    Too many people who have nothing to do with the supply of energy are allowed to trade in it .

    Prices will never drop, they never do, its in none of the cartels and traders interests for that to happen.

    The regulator is a sham to oversight, but as soon as investment is required like new high power transmission lines its not these people who pay its us again....

  • rate this
    +1

    Comment number 46.

    This just shows again what a liar Thatcher was. All that guff about consumer choice, more efficient, lower prices etc etc. Privatisation means one thing. Huge profits going to private bank accounts.

    To rub salt in the would this patriotic lady forgot to stop overseas utilities buying our utilities. Treason!

  • rate this
    -1

    Comment number 45.

    40. Farks

    nothing remotely curious about Laidlaw's comment that BG's profits and margins need to be seen in context of the scale of capital invested in the business and ..needs to be invested in the future. What is astounding is that a BBC 'business' correspondent could seem to miss the basic economics behind this.
    ****
    So the dividend will be reduced to enable future investment? Er, doubt it.

  • rate this
    -1

    Comment number 44.

    35

    It's not a cooperative, it's a business. You can't blame it for making profit, which as pointed out below for a company in such a strong competitive position I would suggest are actually very low. So something must be working?

    The real issue is energy prices and the way that we all p**s so much energy out of the window.

    Typical Pesto piece of stick poking journalism, and typical responses

  • rate this
    +2

    Comment number 43.

    So what do you call making an obscene profit in times when people struggle to pay their everyday bills?
    British Gas attacking a reporter for telling the truth. What's next?

 

Page 7 of 10

 

Features

  • HandshakeKiss and make up

    A marriage counsellor on healing the referendum hurt


  • Pellet of plutoniumRed alert

    The scary element that helped save the crew of Apollo 13


  • Burnt section of the Umayyad Mosque in the old city of AleppoBefore and after

    Satellite images reveal Syria's heritage trashed by war


  • Woman on the phone in office10 Things

    The most efficient break is 17 minutes, and more nuggets


  • Amir TaakiDark market

    The bitcoin wallet with controversial users


BBC © 2014 The BBC is not responsible for the content of external sites. Read more.
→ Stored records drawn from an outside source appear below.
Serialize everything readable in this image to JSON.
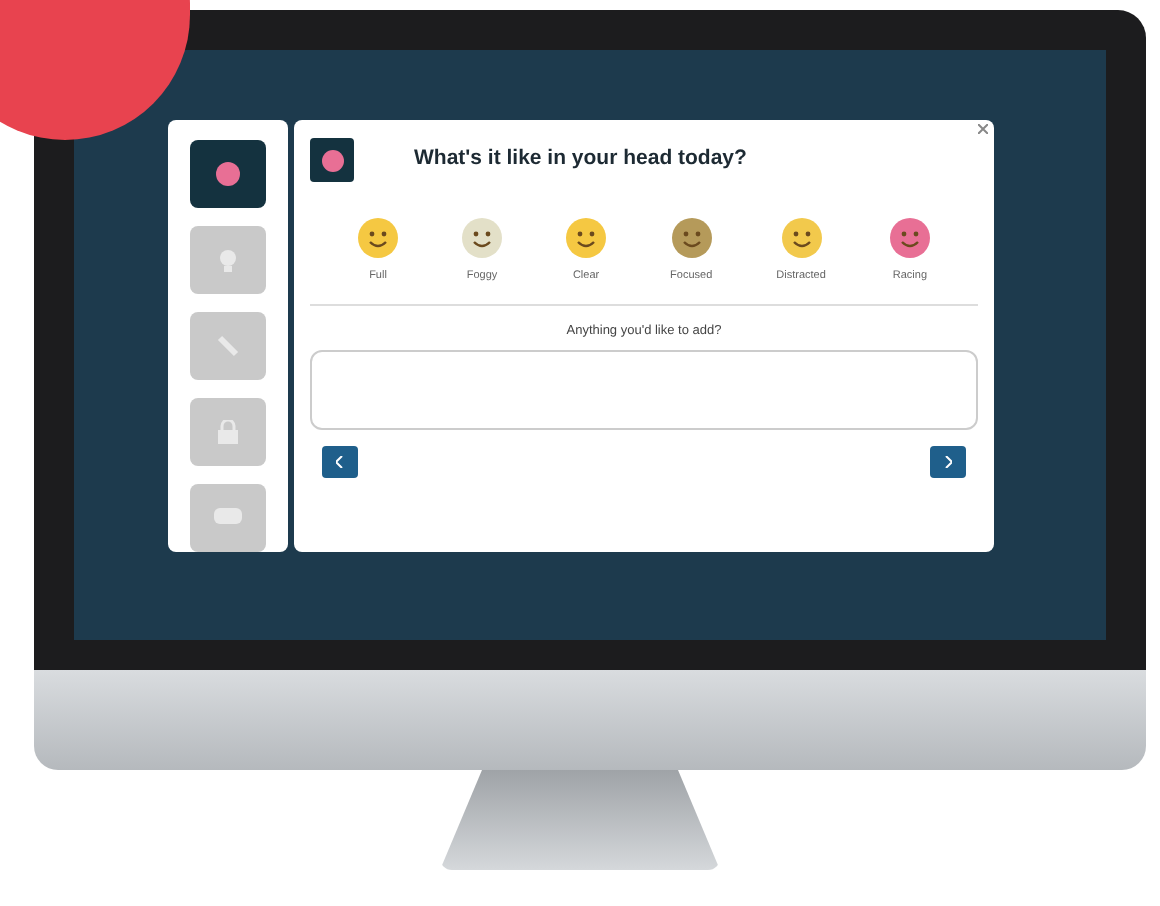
{
  "sidebar": {
    "items": [
      {
        "selected": true
      },
      {
        "selected": false
      },
      {
        "selected": false
      },
      {
        "selected": false
      },
      {
        "selected": false
      }
    ]
  },
  "prompt": {
    "title": "What's it like in your head today?"
  },
  "moods": [
    {
      "label": "Full",
      "color": "#f5c842"
    },
    {
      "label": "Foggy",
      "color": "#e3e0c8"
    },
    {
      "label": "Clear",
      "color": "#f5c842"
    },
    {
      "label": "Focused",
      "color": "#b59a5a"
    },
    {
      "label": "Distracted",
      "color": "#f2c94c"
    },
    {
      "label": "Racing",
      "color": "#e86f95"
    }
  ],
  "note": {
    "label": "Anything you'd like to add?"
  }
}
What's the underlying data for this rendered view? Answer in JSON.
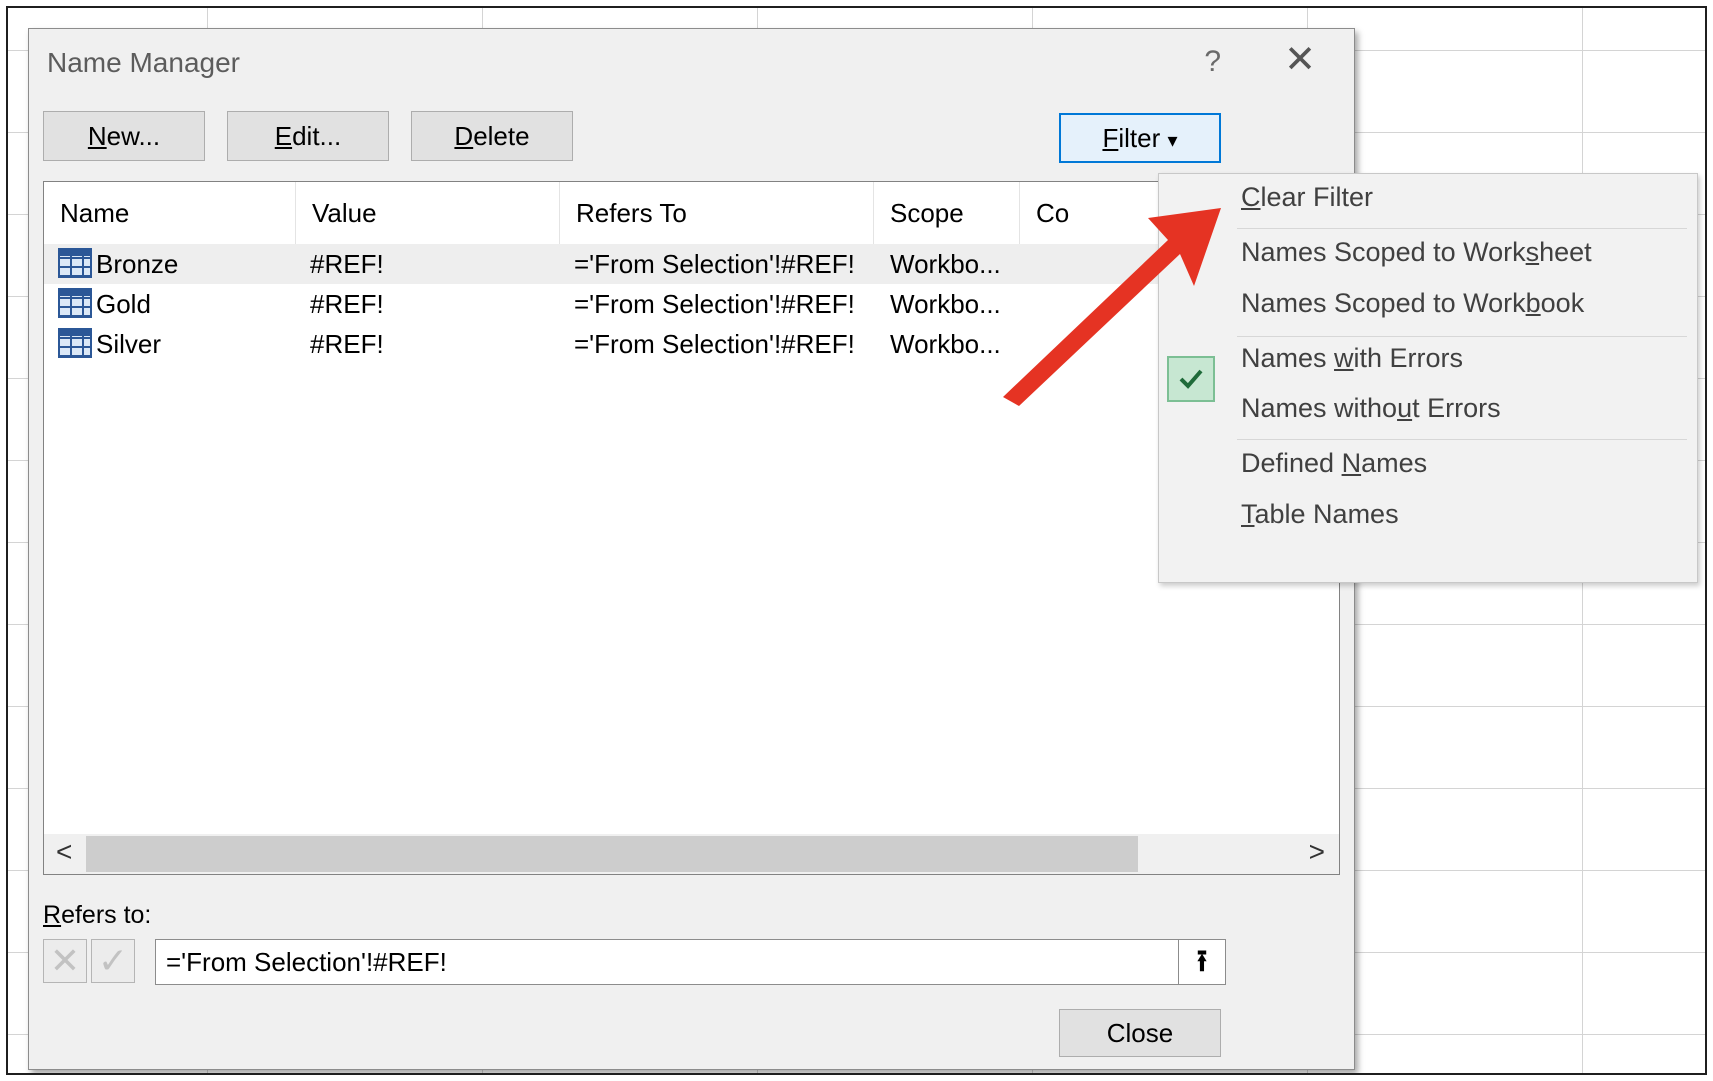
{
  "dialog": {
    "title": "Name Manager",
    "help": "?",
    "close_glyph": "✕"
  },
  "toolbar": {
    "new": {
      "u": "N",
      "rest": "ew..."
    },
    "edit": {
      "u": "E",
      "rest": "dit..."
    },
    "delete": {
      "u": "D",
      "rest": "elete"
    },
    "filter": {
      "u": "F",
      "rest": "ilter",
      "caret": "▾"
    }
  },
  "list": {
    "columns": {
      "name": "Name",
      "value": "Value",
      "refers_to": "Refers To",
      "scope": "Scope",
      "comment": "Co"
    },
    "rows": [
      {
        "name": "Bronze",
        "value": "#REF!",
        "refers_to": "='From Selection'!#REF!",
        "scope": "Workbo..."
      },
      {
        "name": "Gold",
        "value": "#REF!",
        "refers_to": "='From Selection'!#REF!",
        "scope": "Workbo..."
      },
      {
        "name": "Silver",
        "value": "#REF!",
        "refers_to": "='From Selection'!#REF!",
        "scope": "Workbo..."
      }
    ],
    "scroll_left": "<",
    "scroll_right": ">"
  },
  "refers": {
    "label_u": "R",
    "label_rest": "efers to:",
    "value": "='From Selection'!#REF!",
    "cancel_glyph": "✕",
    "confirm_glyph": "✓",
    "collapse_glyph": "⭱"
  },
  "close_button": "Close",
  "filter_menu": {
    "clear_filter": {
      "u": "C",
      "rest": "lear Filter"
    },
    "scoped_worksheet": {
      "pre": "Names Scoped to Work",
      "u": "s",
      "post": "heet"
    },
    "scoped_workbook": {
      "pre": "Names Scoped to Work",
      "u": "b",
      "post": "ook"
    },
    "with_errors": {
      "pre": "Names ",
      "u": "w",
      "post": "ith Errors",
      "checked": true
    },
    "without_errors": {
      "pre": "Names witho",
      "u": "u",
      "post": "t Errors"
    },
    "defined_names": {
      "pre": "Defined ",
      "u": "N",
      "post": "ames"
    },
    "table_names": {
      "u": "T",
      "rest": "able Names"
    }
  },
  "colors": {
    "annotation_arrow": "#e53323",
    "table_icon": "#2b5797",
    "filter_border": "#0078d7",
    "check_bg": "#c7e7d2"
  }
}
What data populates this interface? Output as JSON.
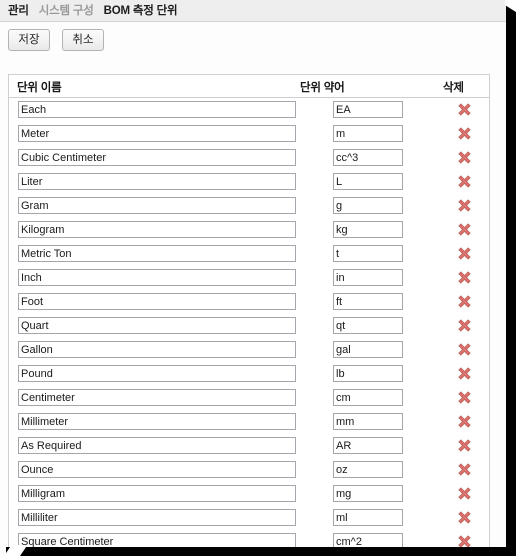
{
  "breadcrumb": {
    "items": [
      {
        "label": "관리",
        "state": "active"
      },
      {
        "label": "시스템 구성",
        "state": "muted"
      },
      {
        "label": "BOM 측정 단위",
        "state": "active"
      }
    ]
  },
  "toolbar": {
    "save_label": "저장",
    "cancel_label": "취소"
  },
  "table": {
    "columns": {
      "name": "단위 이름",
      "abbreviation": "단위 약어",
      "delete": "삭제"
    },
    "delete_icon": "x-mark-icon",
    "rows": [
      {
        "name": "Each",
        "abbr": "EA"
      },
      {
        "name": "Meter",
        "abbr": "m"
      },
      {
        "name": "Cubic Centimeter",
        "abbr": "cc^3"
      },
      {
        "name": "Liter",
        "abbr": "L"
      },
      {
        "name": "Gram",
        "abbr": "g"
      },
      {
        "name": "Kilogram",
        "abbr": "kg"
      },
      {
        "name": "Metric Ton",
        "abbr": "t"
      },
      {
        "name": "Inch",
        "abbr": "in"
      },
      {
        "name": "Foot",
        "abbr": "ft"
      },
      {
        "name": "Quart",
        "abbr": "qt"
      },
      {
        "name": "Gallon",
        "abbr": "gal"
      },
      {
        "name": "Pound",
        "abbr": "lb"
      },
      {
        "name": "Centimeter",
        "abbr": "cm"
      },
      {
        "name": "Millimeter",
        "abbr": "mm"
      },
      {
        "name": "As Required",
        "abbr": "AR"
      },
      {
        "name": "Ounce",
        "abbr": "oz"
      },
      {
        "name": "Milligram",
        "abbr": "mg"
      },
      {
        "name": "Milliliter",
        "abbr": "ml"
      },
      {
        "name": "Square Centimeter",
        "abbr": "cm^2"
      }
    ]
  },
  "colors": {
    "delete_icon": "#d9736f",
    "delete_icon_outline": "#b95b57",
    "header_bg": "#eeeeee",
    "panel_border": "#cfcfcf",
    "shadow": "#000000"
  }
}
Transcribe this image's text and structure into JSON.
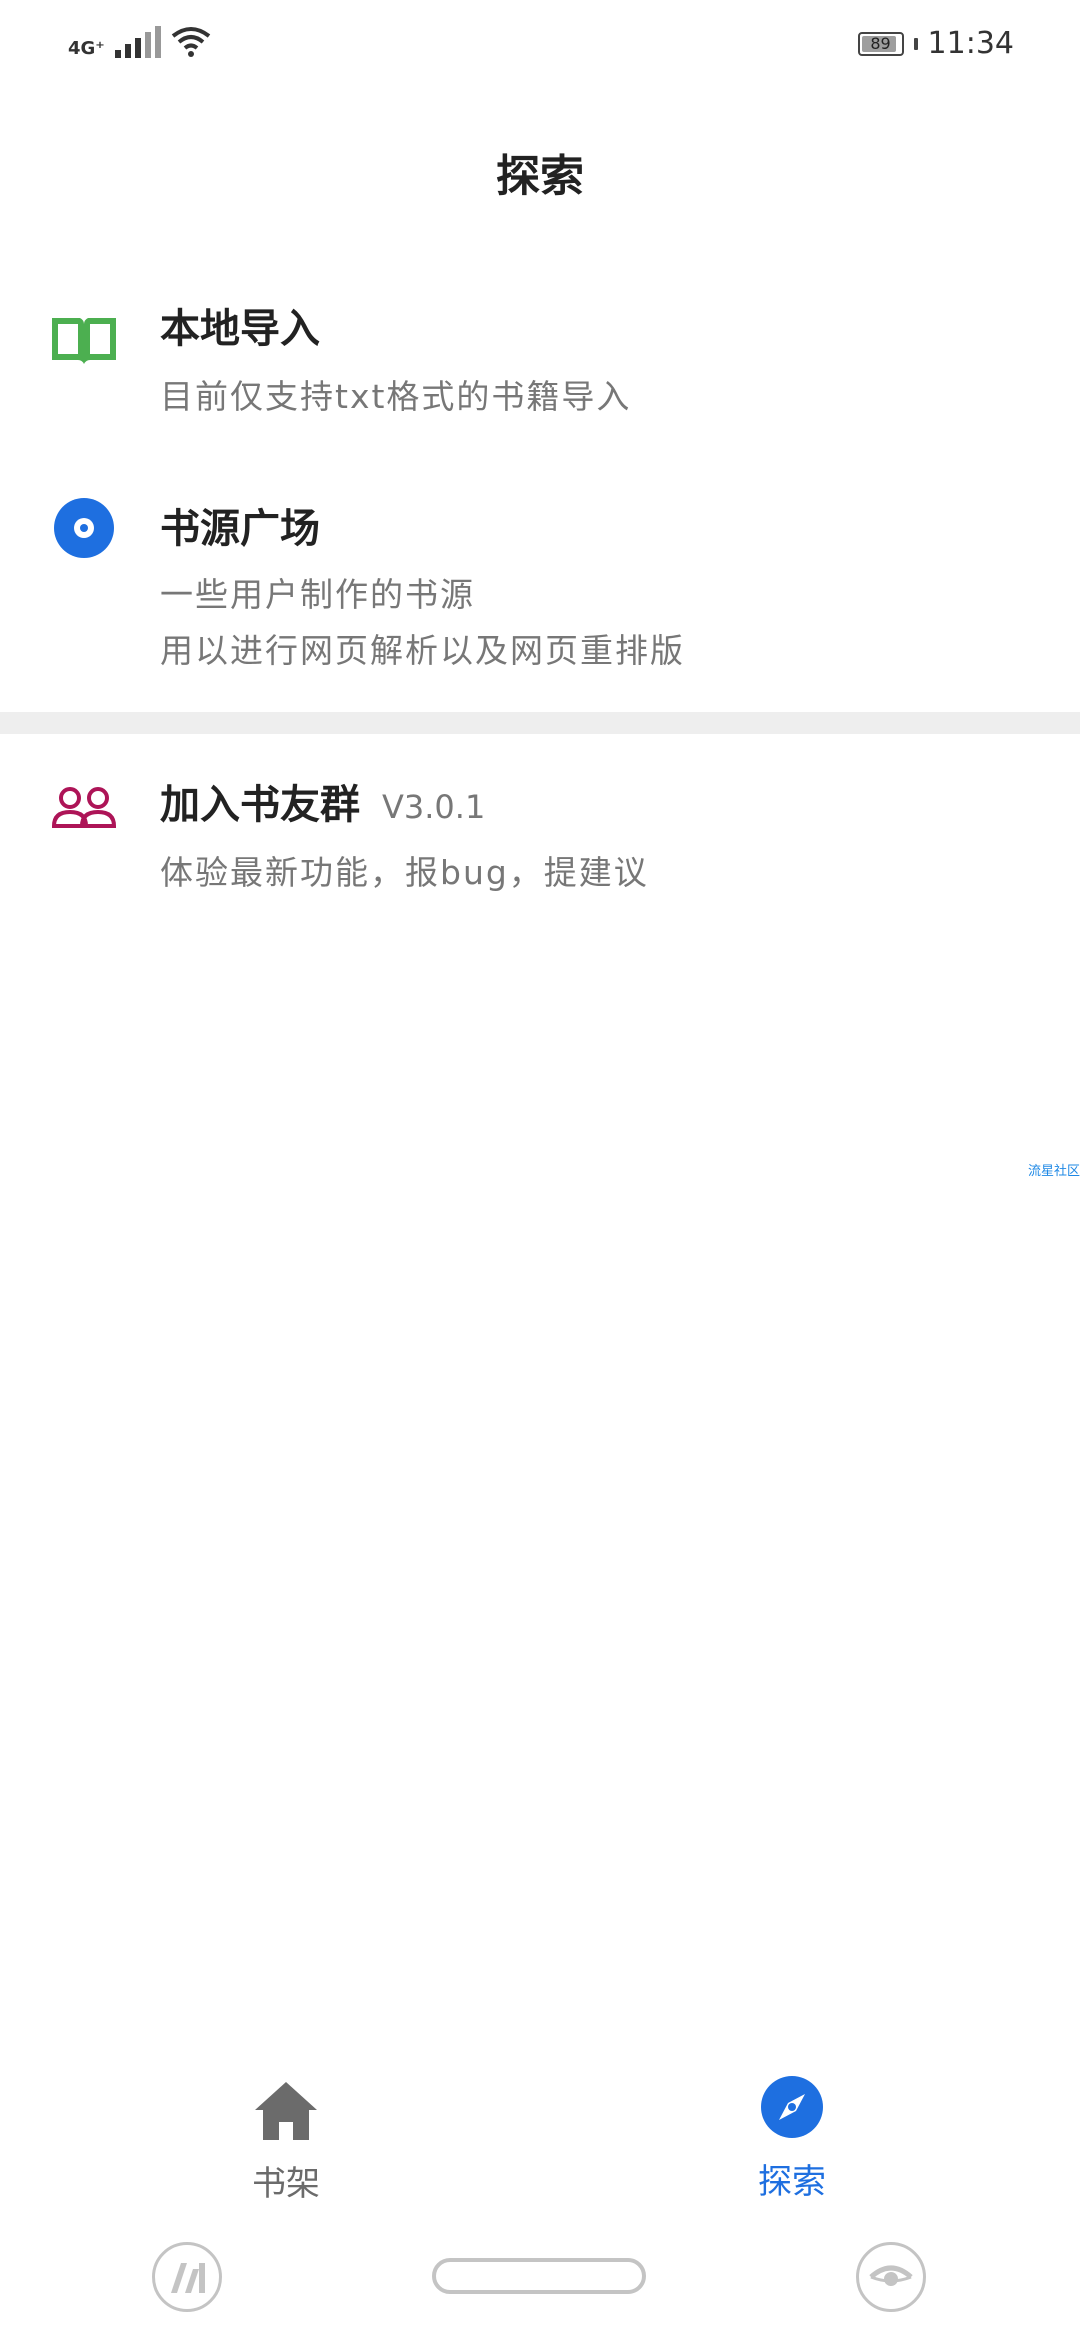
{
  "status_bar": {
    "network": "4G⁺",
    "battery": "89",
    "time": "11:34"
  },
  "header": {
    "title": "探索"
  },
  "items": [
    {
      "title": "本地导入",
      "desc": [
        "目前仅支持txt格式的书籍导入"
      ],
      "icon": "open-book-icon",
      "color": "#4caf50"
    },
    {
      "title": "书源广场",
      "desc": [
        "一些用户制作的书源",
        "用以进行网页解析以及网页重排版"
      ],
      "icon": "record-disc-icon",
      "color": "#1e6fe0"
    },
    {
      "title": "加入书友群",
      "version": "V3.0.1",
      "desc": [
        "体验最新功能，报bug，提建议"
      ],
      "icon": "people-icon",
      "color": "#ad1457"
    }
  ],
  "watermark": "流星社区",
  "bottom_nav": {
    "tabs": [
      {
        "label": "书架",
        "icon": "home-icon",
        "active": false,
        "color": "#6b6b6b"
      },
      {
        "label": "探索",
        "icon": "compass-icon",
        "active": true,
        "color": "#1e6fe0"
      }
    ]
  },
  "system_nav": {
    "left": "app-drawer-icon",
    "center": "home-pill",
    "right": "eye-icon"
  }
}
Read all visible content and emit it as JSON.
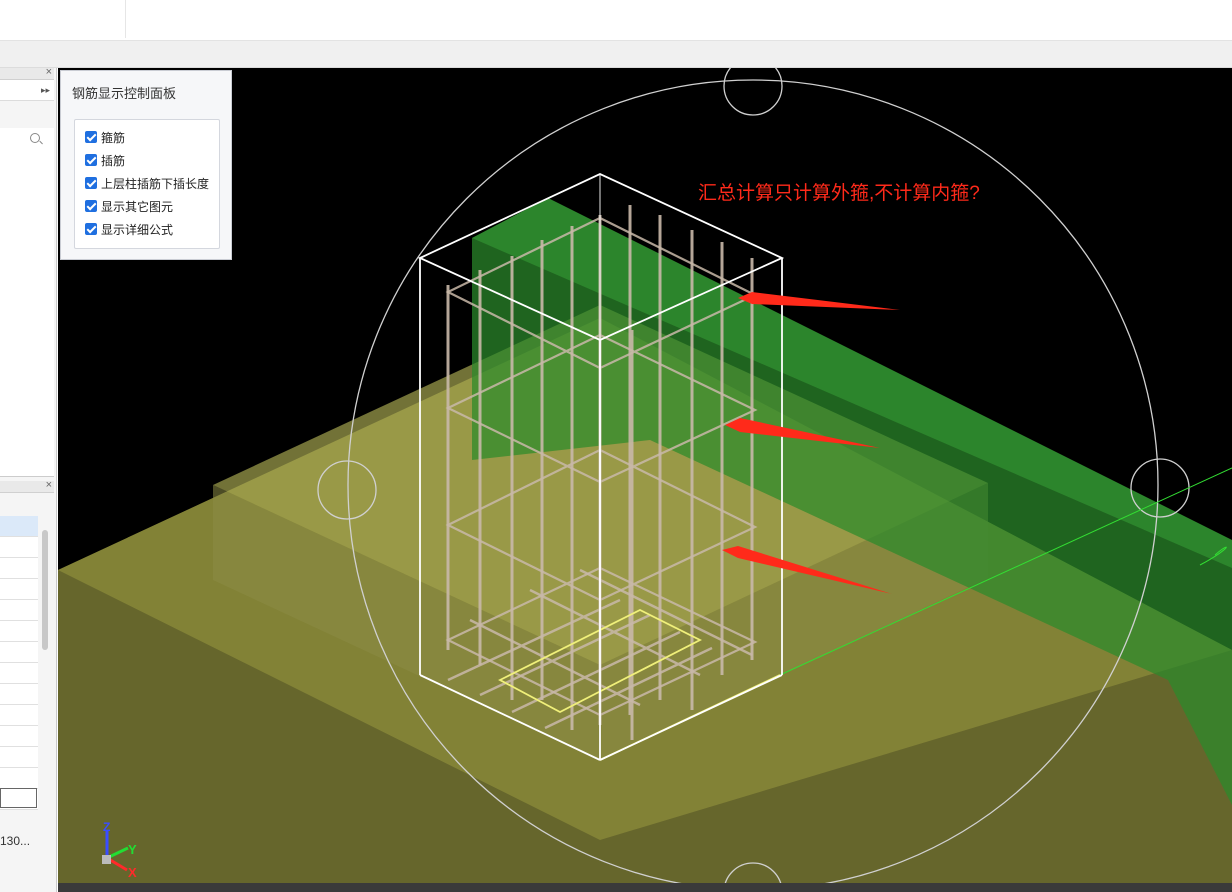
{
  "panel": {
    "title": "钢筋显示控制面板",
    "options": [
      {
        "label": "箍筋",
        "checked": true
      },
      {
        "label": "插筋",
        "checked": true
      },
      {
        "label": "上层柱插筋下插长度",
        "checked": true
      },
      {
        "label": "显示其它图元",
        "checked": true
      },
      {
        "label": "显示详细公式",
        "checked": true
      }
    ]
  },
  "annotation": {
    "text": "汇总计算只计算外箍,不计算内箍?",
    "color": "#ff2a1a"
  },
  "left_panel": {
    "cell_text": "130..."
  },
  "axes": {
    "z": "Z",
    "y": "Y",
    "x": "X"
  },
  "colors": {
    "viewport_bg": "#000000",
    "slab": "#8a8a3a",
    "beam": "#2f8f2f",
    "rebar": "#c9b9a9",
    "stirrup_bottom": "#f0f07a",
    "arrow": "#ff2a1a",
    "checkbox": "#1f6fe0"
  }
}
This page is best viewed in an up-to-date web browser with style sheets (CSS) enabled. While you will be able to view the content of this page in your current browser, you will not be able to get the full visual experience. Please consider upgrading your browser software or enabling style sheets (CSS) if you are able to do so.